Troubling events occur without warning. They can be disruptive and disorienting. Many of you are aware that a highly respected educator, author, Rabbi and parenting expert in Israel is facing serious accusations of child abuse. Chances are you have one or more of his highly acclaimed books in your home. What should our reaction be when a leader, a trusted spiritual guide betrays the trust that so many have placed in him? More importantly, perhaps, what do we tell our children?
What should our reaction be when a leader … betrays the trust that so many have placed in him? In this week’s Parsha, the Torah describes the struggle between Yaakov Avinu and the ‘man’ who Chazal identify as the angel of Esav (Bereishis 32:25-30). The angel is unable to defeat Yaakov and the fight only ends with the angel striking a blow at Yaakov and injuring him in the thigh. We cannot understand what all this means on a superficial level. The Seforno explains that Yaakov could not be defeated because he had complete and uninterrupted focus on his connection to Hashem. The angel then informed Yaakov how, in the future, there will be leaders of Klal Yisrael who will sin. That so devastated Yaakov that he was distracted in his total concentration and in that instant, the angel was able to deliver a blow.
The Rosh HaYeshiva, HaGaon HaRav Alter Chanoch Henach Leibowitz, zt’l, asks on the Seforno and wonders why the angel didn’t point out the future suffering of Yaakov’s descendants, the Jewish People, as a way to distress Yaakov? The destruction of two Batey Mikdash, the Crusades, Inquisition, pogroms and the Holocaust. What could be more devastating than that? The Rosh HaYeshiva answered that even with such tragedy and destruction one can look forward to rebuilding and rejuvenation. If, however, the leaders of the people, the very foundation of our nation are not trustworthy, then there is practically no hope for a brighter future. Without a foundation, there can be no rebuilding.

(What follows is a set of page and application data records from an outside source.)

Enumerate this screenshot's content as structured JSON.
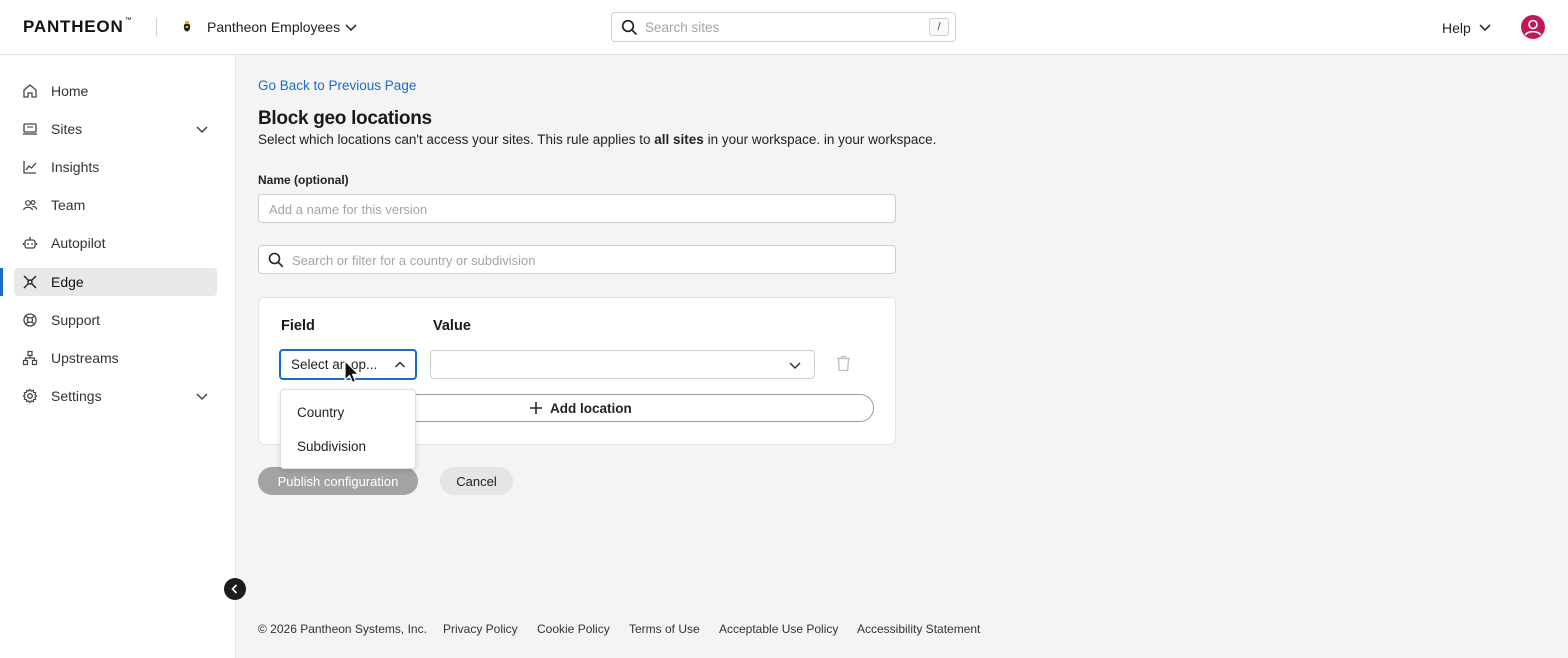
{
  "header": {
    "logo_text": "PANTHEON",
    "logo_tm": "™",
    "workspace_name": "Pantheon Employees",
    "search_placeholder": "Search sites",
    "search_shortcut": "/",
    "help_label": "Help"
  },
  "sidebar": {
    "items": [
      {
        "label": "Home",
        "icon": "home-icon"
      },
      {
        "label": "Sites",
        "icon": "sites-icon",
        "expandable": true
      },
      {
        "label": "Insights",
        "icon": "insights-icon"
      },
      {
        "label": "Team",
        "icon": "team-icon"
      },
      {
        "label": "Autopilot",
        "icon": "autopilot-icon"
      },
      {
        "label": "Edge",
        "icon": "edge-icon",
        "active": true
      },
      {
        "label": "Support",
        "icon": "support-icon"
      },
      {
        "label": "Upstreams",
        "icon": "upstreams-icon"
      },
      {
        "label": "Settings",
        "icon": "settings-icon",
        "expandable": true
      }
    ]
  },
  "main": {
    "back_link": "Go Back to Previous Page",
    "title": "Block geo locations",
    "description_prefix": "Select which locations can't access your sites. This rule applies to ",
    "description_bold": "all sites",
    "description_suffix": " in your workspace. in your workspace.",
    "name_label": "Name (optional)",
    "name_placeholder": "Add a name for this version",
    "filter_placeholder": "Search or filter for a country or subdivision",
    "rule": {
      "field_header": "Field",
      "value_header": "Value",
      "field_select_value": "Select an op...",
      "value_select_value": "",
      "field_options": [
        "Country",
        "Subdivision"
      ],
      "add_location_label": "Add location"
    },
    "publish_label": "Publish configuration",
    "cancel_label": "Cancel"
  },
  "footer": {
    "copyright": "© 2026 Pantheon Systems, Inc.",
    "links": [
      "Privacy Policy",
      "Cookie Policy",
      "Terms of Use",
      "Acceptable Use Policy",
      "Accessibility Statement"
    ]
  },
  "colors": {
    "accent": "#1a6cc6",
    "avatar": "#c2185b",
    "disabled_button": "#a3a3a3"
  }
}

The current situation is indeed devastating. What can we say and what can we tell our children? How do we maintain faith in our leaders when we cannot be assured that such a thing won’t happen again? How do we react to the suffering of so many people?
Without a foundation, there can be no rebuilding.Not every question has an answer. It is ok to feel shaken. It is alright to be bewildered and confused. We can take some comfort in knowing that even such an incomprehensible situation has already been foretold and is part of Hashem’s master plan. One approach can be along the lines of a powerful thought of Rav Samson Raphael Hirsch zt’l. The pasuk in Tehillim (22:2) states: א-לי א-לי למה עזבתני… which means “My G-d, why have you forsaken me.” Rav Hirsch says the word למה is not to be read for what reason, but ל מה for what purpose. Dovid HaMelech isn’t asking why he is suffering – he is asking for what purpose is this suffering. Don’t dwell on the why, focus on now what should we do.
To our children, we should not be telling, we should be listening. Listen to find out if they are troubled, or even know what happened. Some children may want to speak, some may close up. Both are acceptable responses. Just let them know you are there for them and available when and if they want to discuss it.
It’s also ok to say you don’t know if they ask why. The Gemora (Yoma 75a) implies that people want to be heard more than they expect answers to their problems. Just be there for them and reassure them that you are always there for them.
Just let them know you are there for them and available when and if they want to discuss it. Finally, this is a teachable moment. If your child is aware of what happened and is speaking about it, you have an opportunity to discuss the privacy of one’s body and how no other person, adult or child, has the right to touch, look at or talk about the parts of the child’s body that are covered by a bathing suit. In as calm a manner as possible, reiterate how Aba and Ima are always open to hearing their concerns and fears and they should never withhold information about another person making them feel uncomfortable. They will not be in trouble for sharing with you and you won’t think bad of them if something happened.
We are all leaders of our family. This places a clear responsibility on our shoulders to try to live up to the expectations every child places upon their father and their mother. Our children’s best guarantee for a successful life is the rock-solid foundation that only a parent can provide.
May Hashem protect us all from harm.
Best wishes for a safe and reassuring Shabbos,
Rabbi Kalman Baumann
(With grateful acknowledgement to Rabbi Yaakov Horowitz and Dr. David Pelcovitz, for some of the above ideas and suggestions)